*** Supplied records Section Begins ***

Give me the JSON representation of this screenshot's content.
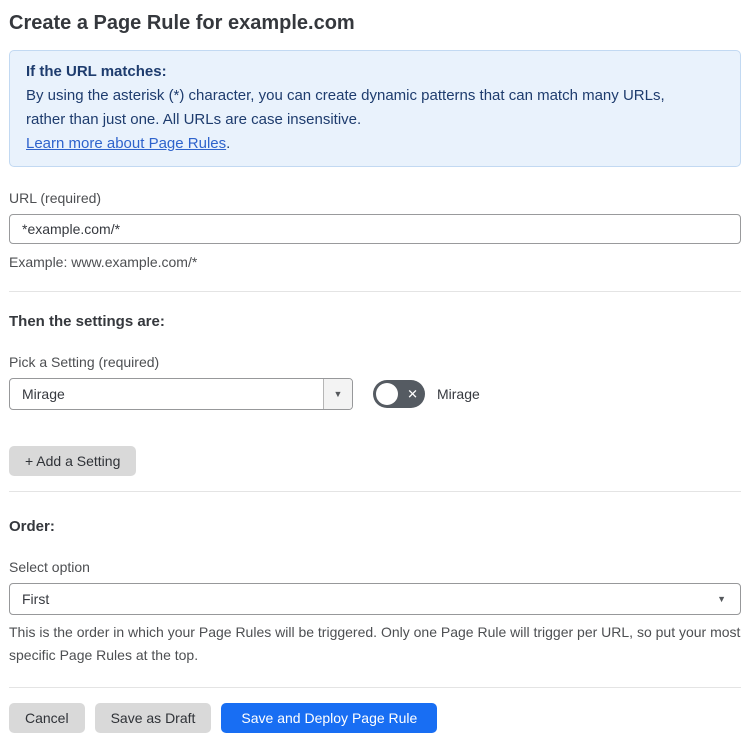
{
  "page": {
    "title": "Create a Page Rule for example.com"
  },
  "info_box": {
    "heading": "If the URL matches:",
    "body": "By using the asterisk (*) character, you can create dynamic patterns that can match many URLs, rather than just one. All URLs are case insensitive.",
    "link_label": "Learn more about Page Rules",
    "link_suffix": "."
  },
  "url_field": {
    "label": "URL (required)",
    "value": "*example.com/*",
    "helper": "Example: www.example.com/*"
  },
  "settings_section": {
    "heading": "Then the settings are:",
    "picker_label": "Pick a Setting (required)",
    "selected_setting": "Mirage",
    "toggle": {
      "state": "off",
      "glyph": "✕",
      "label": "Mirage"
    },
    "add_setting_label": "+ Add a Setting"
  },
  "order_section": {
    "heading": "Order:",
    "select_label": "Select option",
    "selected_option": "First",
    "helper": "This is the order in which your Page Rules will be triggered. Only one Page Rule will trigger per URL, so put your most specific Page Rules at the top."
  },
  "footer": {
    "cancel_label": "Cancel",
    "save_draft_label": "Save as Draft",
    "save_deploy_label": "Save and Deploy Page Rule"
  },
  "icons": {
    "dropdown_caret": "▼"
  },
  "colors": {
    "info_bg": "#e9f2fc",
    "info_border": "#c2d9f2",
    "info_text": "#1e3c6e",
    "link": "#2e63cc",
    "primary_button": "#186ef3",
    "secondary_button": "#d9d9d9",
    "toggle_off": "#555b62"
  }
}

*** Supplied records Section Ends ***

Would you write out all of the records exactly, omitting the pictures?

**The answer**
Give me the JSON representation of this screenshot's content.
{
  "page": {
    "title": "Create a Page Rule for example.com"
  },
  "info_box": {
    "heading": "If the URL matches:",
    "body": "By using the asterisk (*) character, you can create dynamic patterns that can match many URLs, rather than just one. All URLs are case insensitive.",
    "link_label": "Learn more about Page Rules",
    "link_suffix": "."
  },
  "url_field": {
    "label": "URL (required)",
    "value": "*example.com/*",
    "helper": "Example: www.example.com/*"
  },
  "settings_section": {
    "heading": "Then the settings are:",
    "picker_label": "Pick a Setting (required)",
    "selected_setting": "Mirage",
    "toggle": {
      "state": "off",
      "glyph": "✕",
      "label": "Mirage"
    },
    "add_setting_label": "+ Add a Setting"
  },
  "order_section": {
    "heading": "Order:",
    "select_label": "Select option",
    "selected_option": "First",
    "helper": "This is the order in which your Page Rules will be triggered. Only one Page Rule will trigger per URL, so put your most specific Page Rules at the top."
  },
  "footer": {
    "cancel_label": "Cancel",
    "save_draft_label": "Save as Draft",
    "save_deploy_label": "Save and Deploy Page Rule"
  },
  "icons": {
    "dropdown_caret": "▼"
  },
  "colors": {
    "info_bg": "#e9f2fc",
    "info_border": "#c2d9f2",
    "info_text": "#1e3c6e",
    "link": "#2e63cc",
    "primary_button": "#186ef3",
    "secondary_button": "#d9d9d9",
    "toggle_off": "#555b62"
  }
}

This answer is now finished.